As the Biden administration moves to suspend oil and gas leasing on federal land — and has canceled the Keystone XL oil Pipeline — the state of Washington may soon outlaw gasoline cars by 2030.
House Bill 1204 in the Washington state legislature was introduced by both houses on Jan. 14 and a public hearing took place on Feb. 1. The bill, co-sponsored by state Democratic Reps. Nicole Macri, Joe Fitzgibbon, and more than two dozen others, would effectively require all newly sold vehicles in the state to be electric. Vehicles that would not be affected by “Clean Cars 2030” would be emergency vehicles, hydrogen-powered vehicles, and vehicles that weigh more than 10,000 pounds.
“Clean Cars 2030 will ensure that our policy goals and actions move us rapidly toward a 100 percent clean energy environment,” state Rep. Nicole Macri, the lead sponsor, said in a release, “and keep pace with what is now a global trend toward vehicle electrification.”
As noted by environmental nonprofit Coltura, which participated heavily in drafting the bill, about 99 percent of all cars in the state of Washington run on gasoline. Given the overwhelming amount of citizens in Washington and across the country who rely on oil for their daily needs, it is mind-boggling to think about the ramifications that such restrictions could impose on everyday Americans.
Similarly, Gov. Gavin Newsom, D-Calif., told the public of California’s plan under his leadership to stop the sale of gasoline vehicles by 2035. While General Motors announced on Jan. 29 that it plans to reduce gas vehicle production by 40 percent by 2025, Newsom has not formally signed any legislation or enacted any regulation in the state. Massachusetts released a plan in early January, as well, aimed at achieving “Net Zero” by 2050, therefore moving to end the sale of gas cars by 2035.

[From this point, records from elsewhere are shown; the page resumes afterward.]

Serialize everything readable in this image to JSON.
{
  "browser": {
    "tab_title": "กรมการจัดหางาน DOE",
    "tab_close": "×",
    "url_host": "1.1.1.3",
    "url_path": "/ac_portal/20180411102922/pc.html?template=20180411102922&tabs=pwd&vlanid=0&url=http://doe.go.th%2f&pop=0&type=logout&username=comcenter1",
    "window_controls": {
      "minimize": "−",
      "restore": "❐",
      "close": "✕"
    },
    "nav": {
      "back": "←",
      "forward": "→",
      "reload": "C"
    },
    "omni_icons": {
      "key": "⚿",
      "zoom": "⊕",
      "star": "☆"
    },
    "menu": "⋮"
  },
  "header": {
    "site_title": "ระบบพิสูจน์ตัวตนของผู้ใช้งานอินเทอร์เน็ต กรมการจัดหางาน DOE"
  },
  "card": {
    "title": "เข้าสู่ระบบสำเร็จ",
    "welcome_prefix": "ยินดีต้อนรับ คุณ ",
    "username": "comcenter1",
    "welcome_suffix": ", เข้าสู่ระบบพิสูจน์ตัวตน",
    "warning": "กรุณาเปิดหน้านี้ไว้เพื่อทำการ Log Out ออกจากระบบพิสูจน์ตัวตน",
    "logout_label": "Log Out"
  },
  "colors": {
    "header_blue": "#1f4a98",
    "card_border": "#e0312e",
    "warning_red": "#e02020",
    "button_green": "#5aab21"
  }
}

Matthew Metz, the co-executive director of Coltura, told ABC News that “Without the certainty of a close, attainable date, we are likely to approach the transition off gasoline in an unnecessarily slow and haphazard manner, and cause vast amounts of unnecessary carbon release in the process.” Metz also believes other states could propose similar legislation, offering that it “opens up for a new path for states to [begin] regulating vehicles and shift to an all-electric future.”
The newly introduced bill comes on the heels of the Seattle City Council successfully passing an ordinance to ban natural gas for heating in new construction projects, or for additional usage in other establishments, on Feb. 1.
With a job market already hampered by government lockdowns and oil market restrictions, Washington’s potential legislation would in all likelihood worsen the latest 7.1 percent state unemployment rate (measured December 2020), which is greater than the latest national 6.7 percent rate. This number in the state is the highest it had been since the month of September, and would inevitably affect the jobs of thousands in the oil and natural gas industry.
(note: an earlier version of the article incorrectly listed Rep. Marcus Riccelli as a co-sponsor of Bill 1204)